PROBLEM REQUIREMENTS => Repeat the whole listing below precisely. Omit all pictures.

──────── RECORDED DATA ────────

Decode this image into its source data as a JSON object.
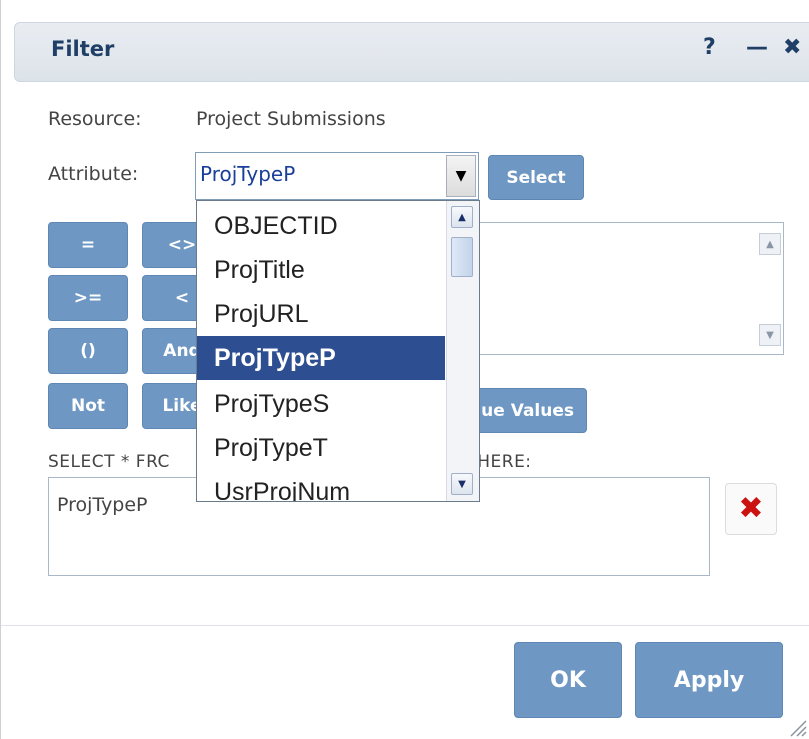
{
  "dialog": {
    "title": "Filter",
    "help": "?",
    "minimize": "—",
    "close": "✖"
  },
  "resource": {
    "label": "Resource:",
    "value": "Project Submissions"
  },
  "attribute": {
    "label": "Attribute:",
    "value": "ProjTypeP",
    "select_label": "Select"
  },
  "operators": [
    {
      "label": "="
    },
    {
      "label": "<>"
    },
    {
      "label": ">="
    },
    {
      "label": "<"
    },
    {
      "label": "()"
    },
    {
      "label": "And"
    },
    {
      "label": "Not"
    },
    {
      "label": "Like"
    }
  ],
  "unique_values_label": "Unique Values",
  "dropdown": {
    "options": [
      "OBJECTID",
      "ProjTitle",
      "ProjURL",
      "ProjTypeP",
      "ProjTypeS",
      "ProjTypeT",
      "UsrProjNum"
    ],
    "selected": "ProjTypeP"
  },
  "sql": {
    "label_left": "SELECT * FRC",
    "label_right": "WHERE:",
    "expression": "ProjTypeP"
  },
  "footer": {
    "ok_label": "OK",
    "apply_label": "Apply"
  },
  "colors": {
    "button": "#6f97c3",
    "title": "#1f3f66",
    "selected_option": "#2e4e92",
    "clear": "#cc1111"
  }
}
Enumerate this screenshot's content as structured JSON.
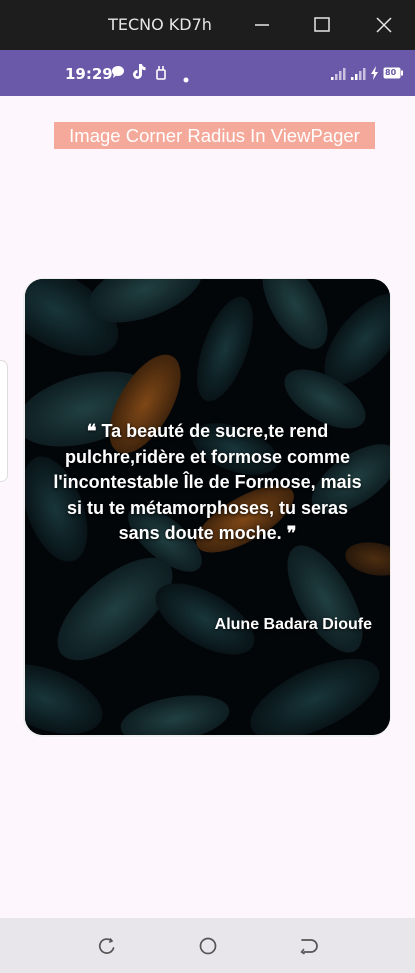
{
  "window": {
    "title": "TECNO KD7h",
    "controls": [
      "minimize-icon",
      "maximize-icon",
      "close-icon"
    ]
  },
  "status_bar": {
    "time": "19:29",
    "left_icons": [
      "chat-bubble-icon",
      "tiktok-icon",
      "usb-debug-icon",
      "notification-dot-icon"
    ],
    "right_icons": [
      "signal-1-icon",
      "signal-2-icon",
      "charging-icon"
    ],
    "battery": "80"
  },
  "heading": {
    "text": "Image Corner Radius In ViewPager",
    "background": "#f5a99a",
    "color": "#ffffff"
  },
  "card": {
    "quote_open": "❝",
    "quote": "Ta beauté de sucre,te rend pulchre,ridère et formose comme l'incontestable Île de Formose, mais si tu te métamorphoses, tu seras sans doute moche.",
    "quote_close": "❞",
    "author": "Alune Badara Dioufe"
  },
  "nav_bar": {
    "buttons": [
      "recents-icon",
      "home-icon",
      "back-icon"
    ]
  },
  "colors": {
    "status_bar": "#6a58a8",
    "title_bar": "#1d1d1d",
    "page_background": "#fdf7fd",
    "nav_bar": "#e8e6ea"
  }
}
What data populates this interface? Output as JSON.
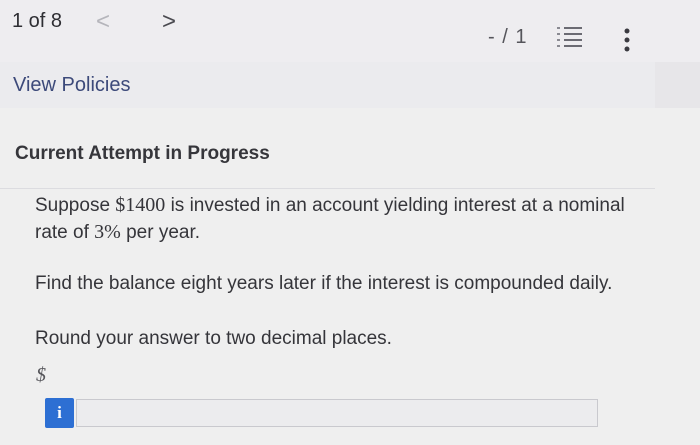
{
  "header": {
    "counter": "1 of 8",
    "prev_glyph": "<",
    "next_glyph": ">",
    "score": "- / 1",
    "list_icon": "numbered-list-icon",
    "more_icon": "vertical-dots-icon"
  },
  "policies": {
    "link": "View Policies"
  },
  "question": {
    "attempt_label": "Current Attempt in Progress",
    "setup_pre": "Suppose ",
    "amount": "$1400",
    "setup_mid": " is invested in an account yielding interest at a nominal rate of ",
    "rate": "3%",
    "setup_post": " per year.",
    "find": "Find the balance eight years later if the interest is compounded daily.",
    "round": "Round your answer to two decimal places.",
    "currency": "$"
  },
  "answer": {
    "info_label": "i",
    "value": ""
  },
  "colors": {
    "link": "#3d4a7a",
    "info_badge": "#2d6fd3"
  }
}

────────

EXERCISE SOLUTION =>
Decode this image into its source data as a JSON object.
{
  "dialog": {
    "title": "Filter",
    "help": "?",
    "minimize": "—",
    "close": "✖"
  },
  "resource": {
    "label": "Resource:",
    "value": "Project Submissions"
  },
  "attribute": {
    "label": "Attribute:",
    "value": "ProjTypeP",
    "select_label": "Select"
  },
  "operators": [
    {
      "label": "="
    },
    {
      "label": "<>"
    },
    {
      "label": ">="
    },
    {
      "label": "<"
    },
    {
      "label": "()"
    },
    {
      "label": "And"
    },
    {
      "label": "Not"
    },
    {
      "label": "Like"
    }
  ],
  "unique_values_label": "Unique Values",
  "dropdown": {
    "options": [
      "OBJECTID",
      "ProjTitle",
      "ProjURL",
      "ProjTypeP",
      "ProjTypeS",
      "ProjTypeT",
      "UsrProjNum"
    ],
    "selected": "ProjTypeP"
  },
  "sql": {
    "label_left": "SELECT * FRC",
    "label_right": "WHERE:",
    "expression": "ProjTypeP"
  },
  "footer": {
    "ok_label": "OK",
    "apply_label": "Apply"
  },
  "colors": {
    "button": "#6f97c3",
    "title": "#1f3f66",
    "selected_option": "#2e4e92",
    "clear": "#cc1111"
  }
}
Enumerate this screenshot's content as structured JSON.
{
  "window": {
    "title": "TECNO KD7h",
    "controls": [
      "minimize-icon",
      "maximize-icon",
      "close-icon"
    ]
  },
  "status_bar": {
    "time": "19:29",
    "left_icons": [
      "chat-bubble-icon",
      "tiktok-icon",
      "usb-debug-icon",
      "notification-dot-icon"
    ],
    "right_icons": [
      "signal-1-icon",
      "signal-2-icon",
      "charging-icon"
    ],
    "battery": "80"
  },
  "heading": {
    "text": "Image Corner Radius In ViewPager",
    "background": "#f5a99a",
    "color": "#ffffff"
  },
  "card": {
    "quote_open": "❝",
    "quote": "Ta beauté de sucre,te rend pulchre,ridère et formose comme l'incontestable Île de Formose, mais si tu te métamorphoses, tu seras sans doute moche.",
    "quote_close": "❞",
    "author": "Alune Badara Dioufe"
  },
  "nav_bar": {
    "buttons": [
      "recents-icon",
      "home-icon",
      "back-icon"
    ]
  },
  "colors": {
    "status_bar": "#6a58a8",
    "title_bar": "#1d1d1d",
    "page_background": "#fdf7fd",
    "nav_bar": "#e8e6ea"
  }
}
What data populates this interface? Output as JSON.
{
  "header": {
    "counter": "1 of 8",
    "prev_glyph": "<",
    "next_glyph": ">",
    "score": "- / 1",
    "list_icon": "numbered-list-icon",
    "more_icon": "vertical-dots-icon"
  },
  "policies": {
    "link": "View Policies"
  },
  "question": {
    "attempt_label": "Current Attempt in Progress",
    "setup_pre": "Suppose ",
    "amount": "$1400",
    "setup_mid": " is invested in an account yielding interest at a nominal rate of ",
    "rate": "3%",
    "setup_post": " per year.",
    "find": "Find the balance eight years later if the interest is compounded daily.",
    "round": "Round your answer to two decimal places.",
    "currency": "$"
  },
  "answer": {
    "info_label": "i",
    "value": ""
  },
  "colors": {
    "link": "#3d4a7a",
    "info_badge": "#2d6fd3"
  }
}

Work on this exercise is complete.